_WORK REQUEST_
Your task is to return the listing below word for word, without any of its images.

_DATA IN THIS EXERCISE_
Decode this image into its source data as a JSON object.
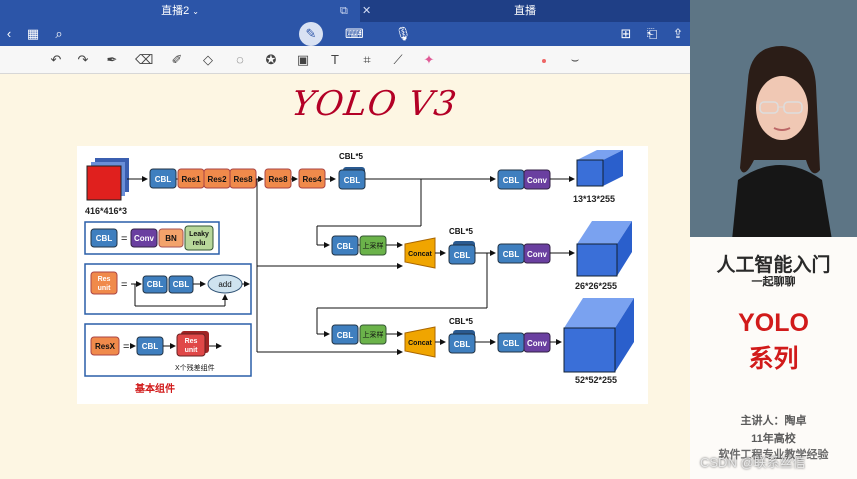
{
  "tabs": [
    {
      "label": "直播2",
      "active": true
    },
    {
      "label": "直播",
      "active": false
    }
  ],
  "tab_controls": {
    "window": "⧉",
    "close": "✕"
  },
  "navbar_icons": [
    "chevron-left-icon",
    "grid-icon",
    "search-icon",
    "pen-icon",
    "keyboard-icon",
    "mic-icon",
    "add-page-icon",
    "bookmark-icon",
    "share-icon"
  ],
  "toolbar_icons": [
    "undo-icon",
    "redo-icon",
    "pen-tool-icon",
    "eraser-icon",
    "highlighter-icon",
    "shapes-icon",
    "lasso-icon",
    "sticker-icon",
    "image-icon",
    "text-icon",
    "scan-icon",
    "ruler-icon",
    "laser-pointer-icon"
  ],
  "handwriting": "YOLO V3",
  "diagram": {
    "input_label": "416*416*3",
    "backbone": [
      "CBL",
      "Res1",
      "Res2",
      "Res8",
      "Res8",
      "Res4"
    ],
    "cbl5_label": "CBL*5",
    "conv_label": "Conv",
    "upsample_label": "上采样",
    "concat_label": "Concat",
    "outputs": [
      "13*13*255",
      "26*26*255",
      "52*52*255"
    ],
    "legend": {
      "cbl": "CBL",
      "equals": "=",
      "conv": "Conv",
      "bn": "BN",
      "leaky": [
        "Leaky",
        "relu"
      ],
      "res_unit": [
        "Res",
        "unit"
      ],
      "add": "add",
      "resx": "ResX",
      "note": "X个残差组件",
      "caption": "基本组件"
    }
  },
  "sidebar": {
    "title": "人工智能入门",
    "subtitle": "一起聊聊",
    "topic_line1": "YOLO",
    "topic_line2": "系列",
    "speaker": "主讲人：陶卓",
    "experience": "11年高校",
    "experience_detail": "软件工程专业教学经验"
  },
  "watermark": "CSDN @联系丝信",
  "colors": {
    "tabbar": "#1f3f86",
    "navbar": "#2c55a8",
    "cbl": "#3f7fbf",
    "res": "#f08a4b",
    "conv": "#6a3fa0",
    "bn": "#f3a36b",
    "leaky": "#b8d79a",
    "upsample": "#6bb34a",
    "concat": "#f0a500",
    "cube": "#3a6fd8",
    "handwriting": "#b30026",
    "accent_red": "#d11a1a"
  }
}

_OUTPUT_
Decode this image into its source data as a JSON object.
{
  "tabs": [
    {
      "label": "直播2",
      "active": true
    },
    {
      "label": "直播",
      "active": false
    }
  ],
  "tab_controls": {
    "window": "⧉",
    "close": "✕"
  },
  "navbar_icons": [
    "chevron-left-icon",
    "grid-icon",
    "search-icon",
    "pen-icon",
    "keyboard-icon",
    "mic-icon",
    "add-page-icon",
    "bookmark-icon",
    "share-icon"
  ],
  "toolbar_icons": [
    "undo-icon",
    "redo-icon",
    "pen-tool-icon",
    "eraser-icon",
    "highlighter-icon",
    "shapes-icon",
    "lasso-icon",
    "sticker-icon",
    "image-icon",
    "text-icon",
    "scan-icon",
    "ruler-icon",
    "laser-pointer-icon"
  ],
  "handwriting": "YOLO V3",
  "diagram": {
    "input_label": "416*416*3",
    "backbone": [
      "CBL",
      "Res1",
      "Res2",
      "Res8",
      "Res8",
      "Res4"
    ],
    "cbl5_label": "CBL*5",
    "conv_label": "Conv",
    "upsample_label": "上采样",
    "concat_label": "Concat",
    "outputs": [
      "13*13*255",
      "26*26*255",
      "52*52*255"
    ],
    "legend": {
      "cbl": "CBL",
      "equals": "=",
      "conv": "Conv",
      "bn": "BN",
      "leaky": [
        "Leaky",
        "relu"
      ],
      "res_unit": [
        "Res",
        "unit"
      ],
      "add": "add",
      "resx": "ResX",
      "note": "X个残差组件",
      "caption": "基本组件"
    }
  },
  "sidebar": {
    "title": "人工智能入门",
    "subtitle": "一起聊聊",
    "topic_line1": "YOLO",
    "topic_line2": "系列",
    "speaker": "主讲人：陶卓",
    "experience": "11年高校",
    "experience_detail": "软件工程专业教学经验"
  },
  "watermark": "CSDN @联系丝信",
  "colors": {
    "tabbar": "#1f3f86",
    "navbar": "#2c55a8",
    "cbl": "#3f7fbf",
    "res": "#f08a4b",
    "conv": "#6a3fa0",
    "bn": "#f3a36b",
    "leaky": "#b8d79a",
    "upsample": "#6bb34a",
    "concat": "#f0a500",
    "cube": "#3a6fd8",
    "handwriting": "#b30026",
    "accent_red": "#d11a1a"
  }
}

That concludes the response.